→ **Stored items from a collection**
——————————

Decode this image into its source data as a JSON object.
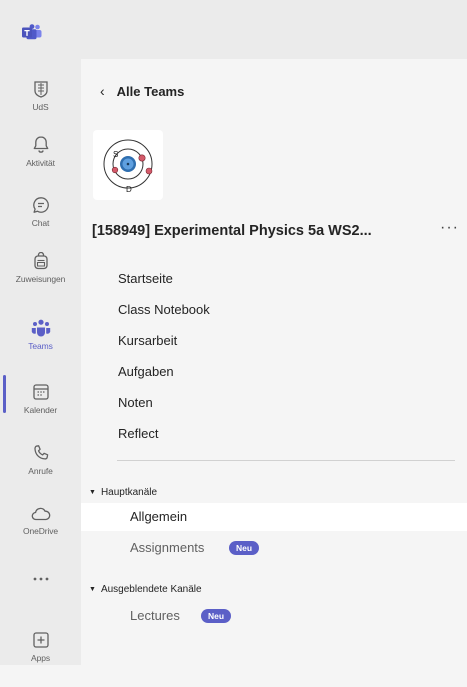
{
  "rail": {
    "items": [
      {
        "label": "UdS",
        "icon": "university-crest-icon"
      },
      {
        "label": "Aktivität",
        "icon": "bell-icon"
      },
      {
        "label": "Chat",
        "icon": "chat-icon"
      },
      {
        "label": "Zuweisungen",
        "icon": "backpack-icon"
      },
      {
        "label": "Teams",
        "icon": "teams-people-icon"
      },
      {
        "label": "Kalender",
        "icon": "calendar-icon"
      },
      {
        "label": "Anrufe",
        "icon": "phone-icon"
      },
      {
        "label": "OneDrive",
        "icon": "cloud-icon"
      },
      {
        "label": "",
        "icon": "more-dots-icon"
      },
      {
        "label": "Apps",
        "icon": "add-apps-icon"
      }
    ]
  },
  "panel": {
    "back_label": "Alle Teams",
    "team_title": "[158949] Experimental Physics 5a WS2...",
    "more_glyph": "···",
    "avatar_letters": {
      "s": "S",
      "d": "D"
    },
    "nav": [
      "Startseite",
      "Class Notebook",
      "Kursarbeit",
      "Aufgaben",
      "Noten",
      "Reflect"
    ],
    "sections": [
      {
        "title": "Hauptkanäle",
        "channels": [
          {
            "name": "Allgemein",
            "badge": ""
          },
          {
            "name": "Assignments",
            "badge": "Neu"
          }
        ]
      },
      {
        "title": "Ausgeblendete Kanäle",
        "channels": [
          {
            "name": "Lectures",
            "badge": "Neu"
          }
        ]
      }
    ]
  },
  "colors": {
    "accent": "#5b5fc7",
    "rail_bg": "#ebebeb",
    "panel_bg": "#f5f5f5",
    "selected_bg": "#ffffff"
  }
}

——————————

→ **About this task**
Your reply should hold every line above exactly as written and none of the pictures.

→ **Result for this exercise**
Decode this image into its source data as a JSON object.
{
  "rail": {
    "items": [
      {
        "label": "UdS",
        "icon": "university-crest-icon"
      },
      {
        "label": "Aktivität",
        "icon": "bell-icon"
      },
      {
        "label": "Chat",
        "icon": "chat-icon"
      },
      {
        "label": "Zuweisungen",
        "icon": "backpack-icon"
      },
      {
        "label": "Teams",
        "icon": "teams-people-icon"
      },
      {
        "label": "Kalender",
        "icon": "calendar-icon"
      },
      {
        "label": "Anrufe",
        "icon": "phone-icon"
      },
      {
        "label": "OneDrive",
        "icon": "cloud-icon"
      },
      {
        "label": "",
        "icon": "more-dots-icon"
      },
      {
        "label": "Apps",
        "icon": "add-apps-icon"
      }
    ]
  },
  "panel": {
    "back_label": "Alle Teams",
    "team_title": "[158949] Experimental Physics 5a WS2...",
    "more_glyph": "···",
    "avatar_letters": {
      "s": "S",
      "d": "D"
    },
    "nav": [
      "Startseite",
      "Class Notebook",
      "Kursarbeit",
      "Aufgaben",
      "Noten",
      "Reflect"
    ],
    "sections": [
      {
        "title": "Hauptkanäle",
        "channels": [
          {
            "name": "Allgemein",
            "badge": ""
          },
          {
            "name": "Assignments",
            "badge": "Neu"
          }
        ]
      },
      {
        "title": "Ausgeblendete Kanäle",
        "channels": [
          {
            "name": "Lectures",
            "badge": "Neu"
          }
        ]
      }
    ]
  },
  "colors": {
    "accent": "#5b5fc7",
    "rail_bg": "#ebebeb",
    "panel_bg": "#f5f5f5",
    "selected_bg": "#ffffff"
  }
}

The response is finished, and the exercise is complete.